[[ Exercise input open ]]

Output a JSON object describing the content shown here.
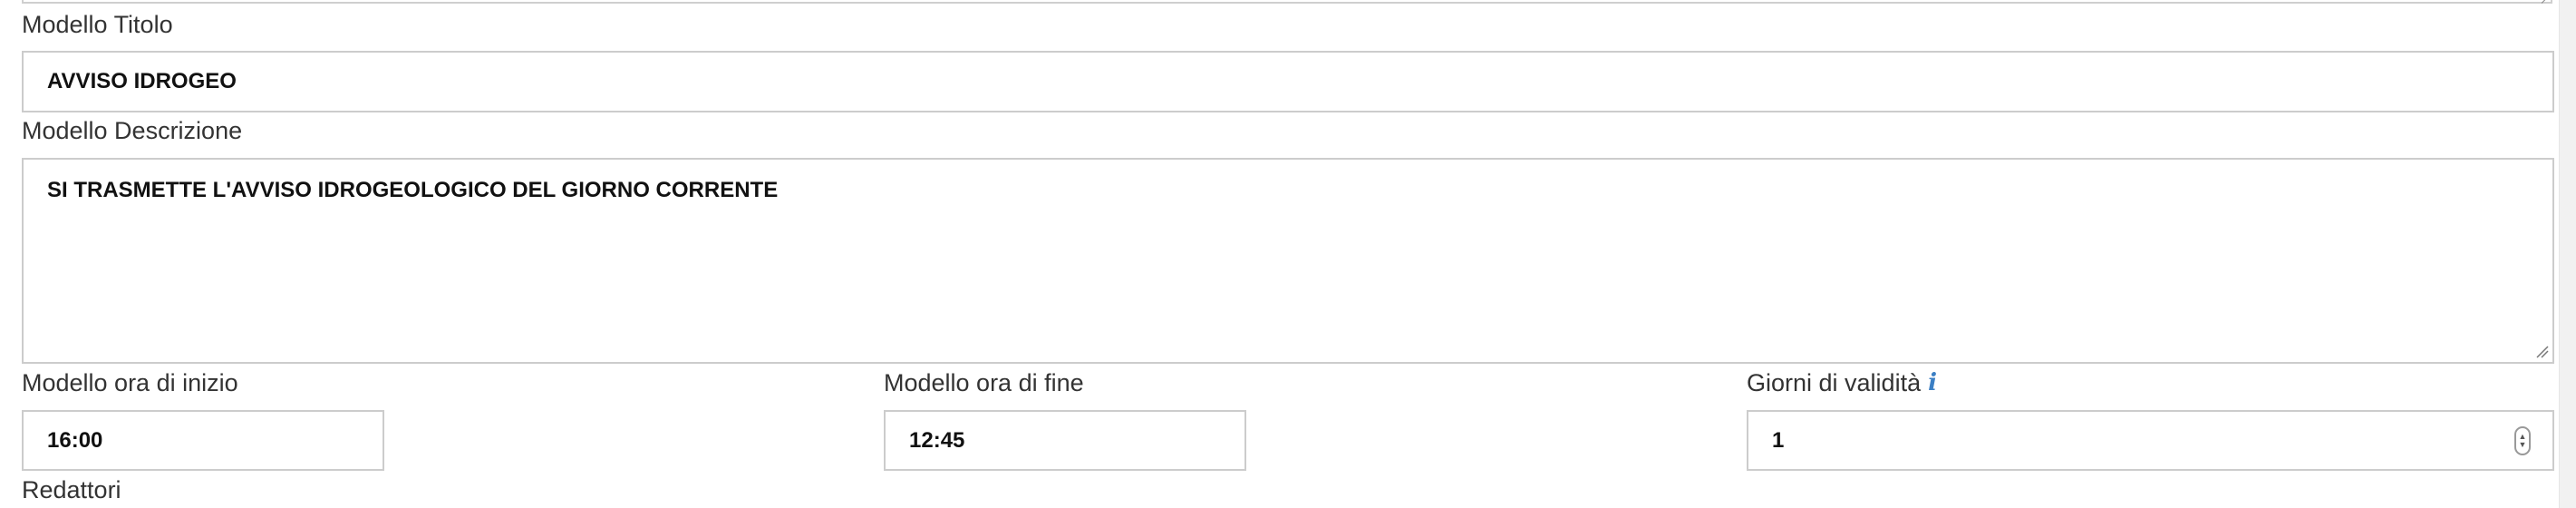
{
  "form": {
    "title_label": "Modello Titolo",
    "title_value": "AVVISO IDROGEO",
    "description_label": "Modello Descrizione",
    "description_value": "SI TRASMETTE L'AVVISO IDROGEOLOGICO DEL GIORNO CORRENTE",
    "start_time_label": "Modello ora di inizio",
    "start_time_value": "16:00",
    "end_time_label": "Modello ora di fine",
    "end_time_value": "12:45",
    "validity_label": "Giorni di validità",
    "validity_value": "1",
    "editors_label": "Redattori"
  },
  "icons": {
    "info": "info-icon",
    "spinner": "number-spinner-icon",
    "resize": "resize-grip-icon"
  },
  "colors": {
    "border": "#cccccc",
    "info_icon": "#3b7fc4",
    "text": "#333333"
  }
}
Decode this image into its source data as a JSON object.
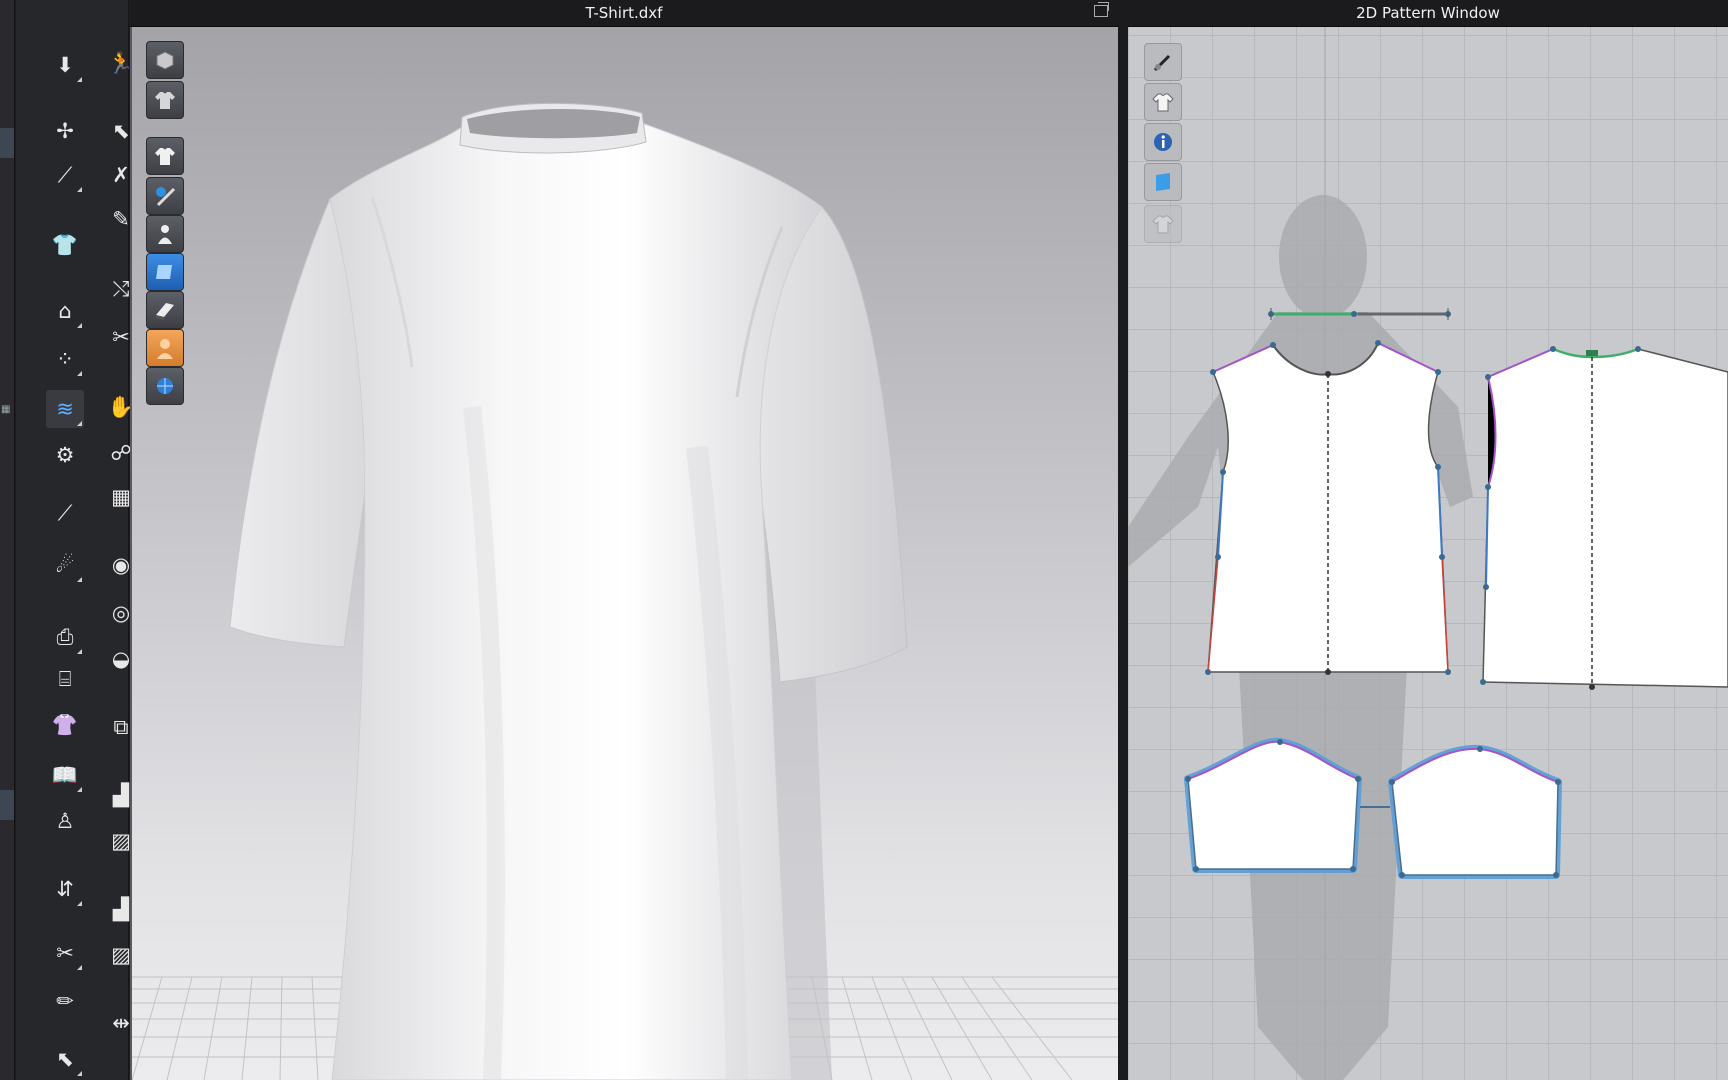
{
  "window": {
    "title_3d": "T-Shirt.dxf",
    "title_2d": "2D Pattern Window"
  },
  "toolbar": {
    "tools": [
      "pin-tool-icon",
      "avatar-motion-icon",
      "gizmo-move-icon",
      "select-mesh-icon",
      "edit-pattern-icon",
      "fold-tool-icon",
      "garment-icon",
      "tack-icon",
      "flip-icon",
      "puckering-icon",
      "points-icon",
      "avatar-edit-icon",
      "fabric-wave-icon",
      "sculpt-icon",
      "sewing-machine-icon",
      "pose-icon",
      "needle-icon",
      "pattern-icon",
      "pin-pull-icon",
      "button-icon",
      "stamp-icon",
      "button-edit-icon",
      "bag-icon",
      "zipper-icon",
      "folded-shirt-icon",
      "zipper-slider-icon",
      "book-icon",
      "texture-patch-icon",
      "avatar-small-icon",
      "gradient-patch-icon",
      "measure-icon",
      "texture-patch-2-icon",
      "cut-icon",
      "gradient-patch-2-icon",
      "pencil-icon",
      "symmetric-icon",
      "tool-more-icon"
    ]
  },
  "viewport_3d": {
    "tools": [
      "view-3d-box-icon",
      "view-garment-icon",
      "show-garment-icon",
      "texture-view-icon",
      "avatar-view-icon",
      "fabric-select-icon",
      "thickness-icon",
      "skin-view-icon",
      "globe-render-icon"
    ]
  },
  "pattern_window": {
    "tools": [
      "edit-texture-icon",
      "show-garment-2d-icon",
      "info-icon",
      "fabric-2d-icon",
      "lock-garment-icon"
    ]
  },
  "colors": {
    "seam_green": "#3fae6a",
    "seam_purple": "#a455c9",
    "seam_blue": "#3d79c2",
    "seam_red": "#c8443c",
    "selected_outline": "#5f9fd6"
  }
}
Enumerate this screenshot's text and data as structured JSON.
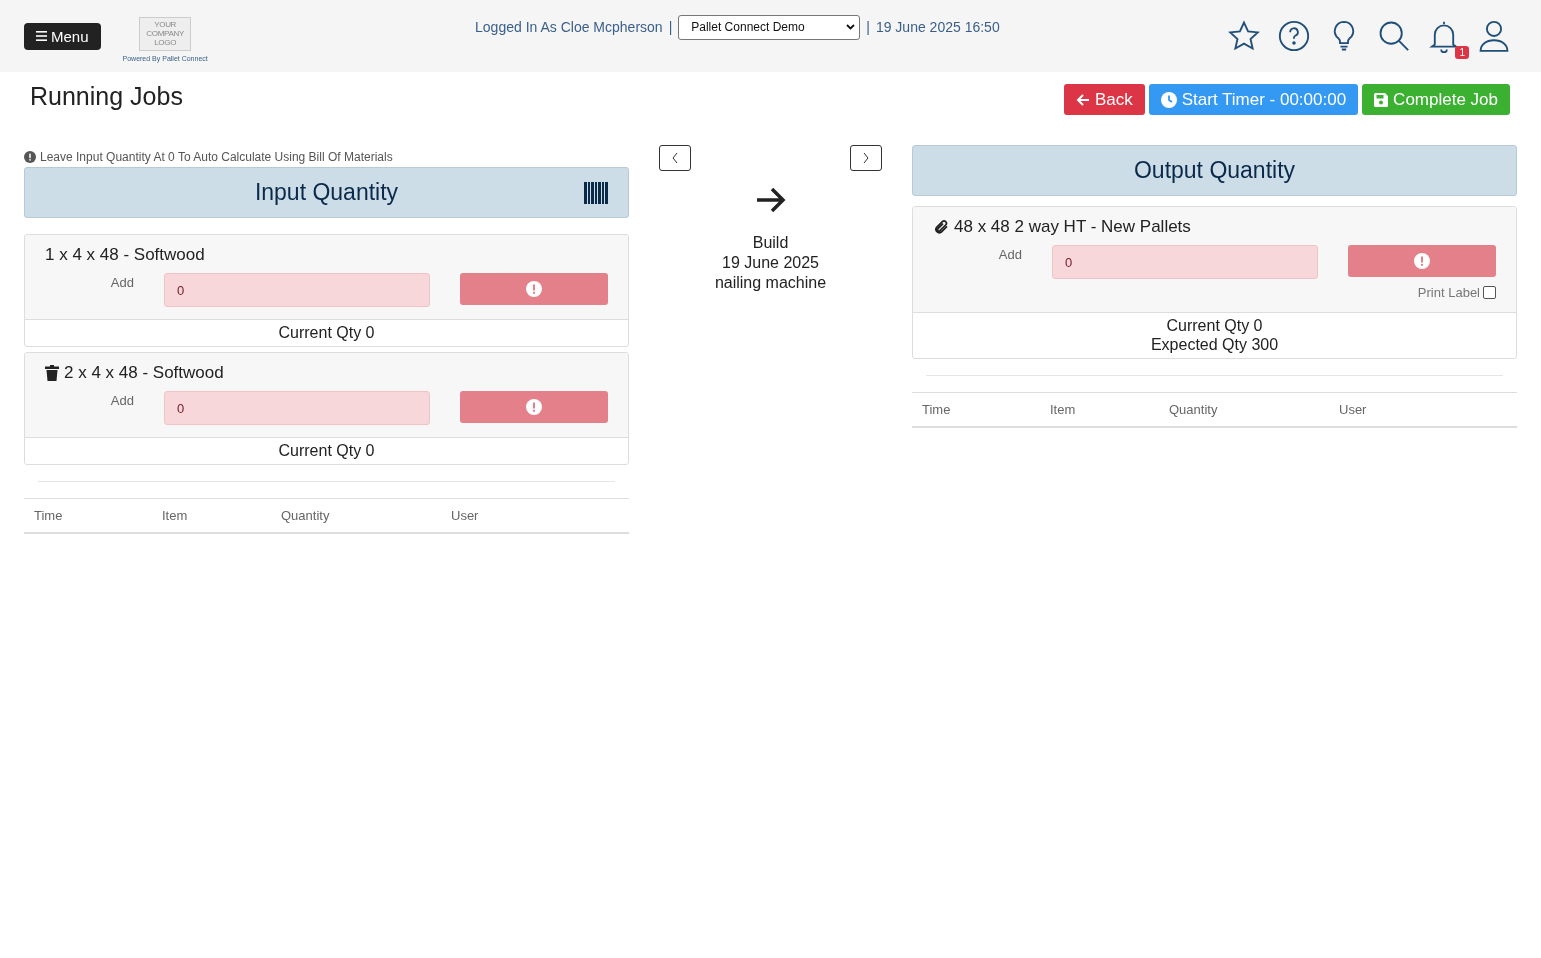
{
  "header": {
    "menu_button": "Menu",
    "logo_lines": [
      "YOUR",
      "COMPANY",
      "LOGO"
    ],
    "powered_by": "Powered By Pallet Connect",
    "logged_in": "Logged In As Cloe Mcpherson",
    "separator_1": "|",
    "site_select": "Pallet Connect Demo",
    "separator_2": "|",
    "datetime": "19 June 2025 16:50",
    "notification_count": "1"
  },
  "page_title": "Running Jobs",
  "actions": [
    {
      "kind": "back",
      "label": "Back"
    },
    {
      "kind": "timer",
      "label": "Start Timer - 00:00:00"
    },
    {
      "kind": "complete",
      "label": "Complete Job"
    }
  ],
  "input": {
    "hint": "Leave Input Quantity At 0 To Auto Calculate Using Bill Of Materials",
    "title": "Input Quantity",
    "items": [
      {
        "kind": "plain",
        "name": "1 x 4 x 48 - Softwood",
        "add_label": "Add",
        "value": "0",
        "current_qty": "Current Qty 0"
      },
      {
        "kind": "removable",
        "name": "2 x 4 x 48 - Softwood",
        "add_label": "Add",
        "value": "0",
        "current_qty": "Current Qty 0"
      }
    ],
    "log_columns": [
      "Time",
      "Item",
      "Quantity",
      "User"
    ]
  },
  "middle": {
    "lines": [
      "Build",
      "19 June 2025",
      "nailing machine"
    ]
  },
  "output": {
    "title": "Output Quantity",
    "items": [
      {
        "kind": "attached",
        "name": "48 x 48 2 way HT - New Pallets",
        "add_label": "Add",
        "value": "0",
        "print_label": {
          "label": "Print Label",
          "checked": false
        },
        "current_qty": "Current Qty 0",
        "expected_qty": "Expected Qty 300"
      }
    ],
    "log_columns": [
      "Time",
      "Item",
      "Quantity",
      "User"
    ]
  }
}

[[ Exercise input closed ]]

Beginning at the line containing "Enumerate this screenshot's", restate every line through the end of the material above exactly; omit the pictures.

» **Response to this task**
Enumerate this screenshot's text and data as structured JSON.
{
  "header": {
    "menu_button": "Menu",
    "logo_lines": [
      "YOUR",
      "COMPANY",
      "LOGO"
    ],
    "powered_by": "Powered By Pallet Connect",
    "logged_in": "Logged In As Cloe Mcpherson",
    "separator_1": "|",
    "site_select": "Pallet Connect Demo",
    "separator_2": "|",
    "datetime": "19 June 2025 16:50",
    "notification_count": "1"
  },
  "page_title": "Running Jobs",
  "actions": [
    {
      "kind": "back",
      "label": "Back"
    },
    {
      "kind": "timer",
      "label": "Start Timer - 00:00:00"
    },
    {
      "kind": "complete",
      "label": "Complete Job"
    }
  ],
  "input": {
    "hint": "Leave Input Quantity At 0 To Auto Calculate Using Bill Of Materials",
    "title": "Input Quantity",
    "items": [
      {
        "kind": "plain",
        "name": "1 x 4 x 48 - Softwood",
        "add_label": "Add",
        "value": "0",
        "current_qty": "Current Qty 0"
      },
      {
        "kind": "removable",
        "name": "2 x 4 x 48 - Softwood",
        "add_label": "Add",
        "value": "0",
        "current_qty": "Current Qty 0"
      }
    ],
    "log_columns": [
      "Time",
      "Item",
      "Quantity",
      "User"
    ]
  },
  "middle": {
    "lines": [
      "Build",
      "19 June 2025",
      "nailing machine"
    ]
  },
  "output": {
    "title": "Output Quantity",
    "items": [
      {
        "kind": "attached",
        "name": "48 x 48 2 way HT - New Pallets",
        "add_label": "Add",
        "value": "0",
        "print_label": {
          "label": "Print Label",
          "checked": false
        },
        "current_qty": "Current Qty 0",
        "expected_qty": "Expected Qty 300"
      }
    ],
    "log_columns": [
      "Time",
      "Item",
      "Quantity",
      "User"
    ]
  }
}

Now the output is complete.